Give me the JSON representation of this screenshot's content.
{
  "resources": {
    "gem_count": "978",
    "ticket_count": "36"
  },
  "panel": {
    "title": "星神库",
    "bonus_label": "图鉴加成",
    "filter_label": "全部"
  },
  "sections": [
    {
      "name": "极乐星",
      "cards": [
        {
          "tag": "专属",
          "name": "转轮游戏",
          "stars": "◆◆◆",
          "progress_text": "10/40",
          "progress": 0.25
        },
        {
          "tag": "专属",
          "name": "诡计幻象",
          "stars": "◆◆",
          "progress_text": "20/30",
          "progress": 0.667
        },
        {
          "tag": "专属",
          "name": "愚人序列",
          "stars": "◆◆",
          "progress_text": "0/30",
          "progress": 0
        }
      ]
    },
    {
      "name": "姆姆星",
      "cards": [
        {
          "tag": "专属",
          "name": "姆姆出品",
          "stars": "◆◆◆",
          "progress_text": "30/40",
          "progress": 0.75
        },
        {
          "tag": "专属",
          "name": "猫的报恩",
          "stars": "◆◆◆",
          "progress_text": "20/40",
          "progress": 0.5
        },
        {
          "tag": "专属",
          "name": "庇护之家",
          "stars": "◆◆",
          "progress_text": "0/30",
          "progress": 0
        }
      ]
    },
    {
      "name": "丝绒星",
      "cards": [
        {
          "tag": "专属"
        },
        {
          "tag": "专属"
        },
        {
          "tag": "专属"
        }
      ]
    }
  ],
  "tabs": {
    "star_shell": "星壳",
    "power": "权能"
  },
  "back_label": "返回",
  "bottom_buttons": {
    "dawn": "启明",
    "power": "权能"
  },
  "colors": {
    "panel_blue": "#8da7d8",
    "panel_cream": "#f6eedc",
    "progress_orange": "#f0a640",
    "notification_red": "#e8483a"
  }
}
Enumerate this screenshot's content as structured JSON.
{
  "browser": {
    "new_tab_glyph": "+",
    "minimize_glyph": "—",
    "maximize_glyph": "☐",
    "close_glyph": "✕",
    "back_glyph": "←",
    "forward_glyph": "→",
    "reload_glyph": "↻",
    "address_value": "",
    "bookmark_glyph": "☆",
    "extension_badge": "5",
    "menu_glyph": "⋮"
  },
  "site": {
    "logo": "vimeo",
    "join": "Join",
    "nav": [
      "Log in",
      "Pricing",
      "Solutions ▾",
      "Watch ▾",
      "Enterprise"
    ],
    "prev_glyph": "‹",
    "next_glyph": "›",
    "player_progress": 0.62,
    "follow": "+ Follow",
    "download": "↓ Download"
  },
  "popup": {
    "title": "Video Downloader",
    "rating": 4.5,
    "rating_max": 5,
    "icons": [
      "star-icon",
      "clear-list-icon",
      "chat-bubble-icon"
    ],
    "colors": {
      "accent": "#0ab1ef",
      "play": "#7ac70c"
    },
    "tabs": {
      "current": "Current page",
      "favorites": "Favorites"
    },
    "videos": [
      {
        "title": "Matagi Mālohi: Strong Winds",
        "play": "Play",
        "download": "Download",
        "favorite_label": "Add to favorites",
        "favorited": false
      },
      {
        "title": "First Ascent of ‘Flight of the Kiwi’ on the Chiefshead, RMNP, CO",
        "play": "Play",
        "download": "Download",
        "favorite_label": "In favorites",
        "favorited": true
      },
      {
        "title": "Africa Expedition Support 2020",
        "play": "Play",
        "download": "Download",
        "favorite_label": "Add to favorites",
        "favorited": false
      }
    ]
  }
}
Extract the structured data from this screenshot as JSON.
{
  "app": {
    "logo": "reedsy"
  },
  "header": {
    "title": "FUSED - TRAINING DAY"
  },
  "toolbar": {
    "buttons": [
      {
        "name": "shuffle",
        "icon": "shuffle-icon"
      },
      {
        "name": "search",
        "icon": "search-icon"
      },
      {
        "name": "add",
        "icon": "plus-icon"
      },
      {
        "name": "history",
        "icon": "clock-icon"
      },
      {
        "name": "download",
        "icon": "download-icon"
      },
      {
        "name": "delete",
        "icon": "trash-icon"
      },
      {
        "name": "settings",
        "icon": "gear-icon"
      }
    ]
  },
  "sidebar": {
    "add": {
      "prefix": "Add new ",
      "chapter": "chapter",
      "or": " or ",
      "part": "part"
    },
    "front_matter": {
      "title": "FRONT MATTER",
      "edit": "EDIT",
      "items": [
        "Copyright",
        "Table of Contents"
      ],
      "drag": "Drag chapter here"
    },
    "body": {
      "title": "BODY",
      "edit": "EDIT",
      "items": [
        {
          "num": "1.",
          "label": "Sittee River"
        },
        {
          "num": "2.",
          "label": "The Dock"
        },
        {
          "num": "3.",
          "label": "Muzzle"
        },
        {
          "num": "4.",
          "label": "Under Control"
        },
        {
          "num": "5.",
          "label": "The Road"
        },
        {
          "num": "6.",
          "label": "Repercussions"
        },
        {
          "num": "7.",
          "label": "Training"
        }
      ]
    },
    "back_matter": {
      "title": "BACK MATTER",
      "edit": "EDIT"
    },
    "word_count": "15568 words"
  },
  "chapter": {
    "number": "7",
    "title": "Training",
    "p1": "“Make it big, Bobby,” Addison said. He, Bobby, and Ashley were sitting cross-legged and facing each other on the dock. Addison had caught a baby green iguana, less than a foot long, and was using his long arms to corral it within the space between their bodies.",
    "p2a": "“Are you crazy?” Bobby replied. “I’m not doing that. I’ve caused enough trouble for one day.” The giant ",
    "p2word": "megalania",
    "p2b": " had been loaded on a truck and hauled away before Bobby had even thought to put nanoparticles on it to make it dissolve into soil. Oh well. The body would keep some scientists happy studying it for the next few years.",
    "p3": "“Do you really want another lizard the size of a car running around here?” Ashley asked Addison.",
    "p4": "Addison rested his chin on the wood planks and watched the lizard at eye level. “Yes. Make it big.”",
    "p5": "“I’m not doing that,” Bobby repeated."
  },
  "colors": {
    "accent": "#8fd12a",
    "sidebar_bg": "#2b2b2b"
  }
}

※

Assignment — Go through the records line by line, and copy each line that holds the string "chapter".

Response box —
      "chapter": "chapter",
      "drag": "Drag chapter here"
  "chapter": {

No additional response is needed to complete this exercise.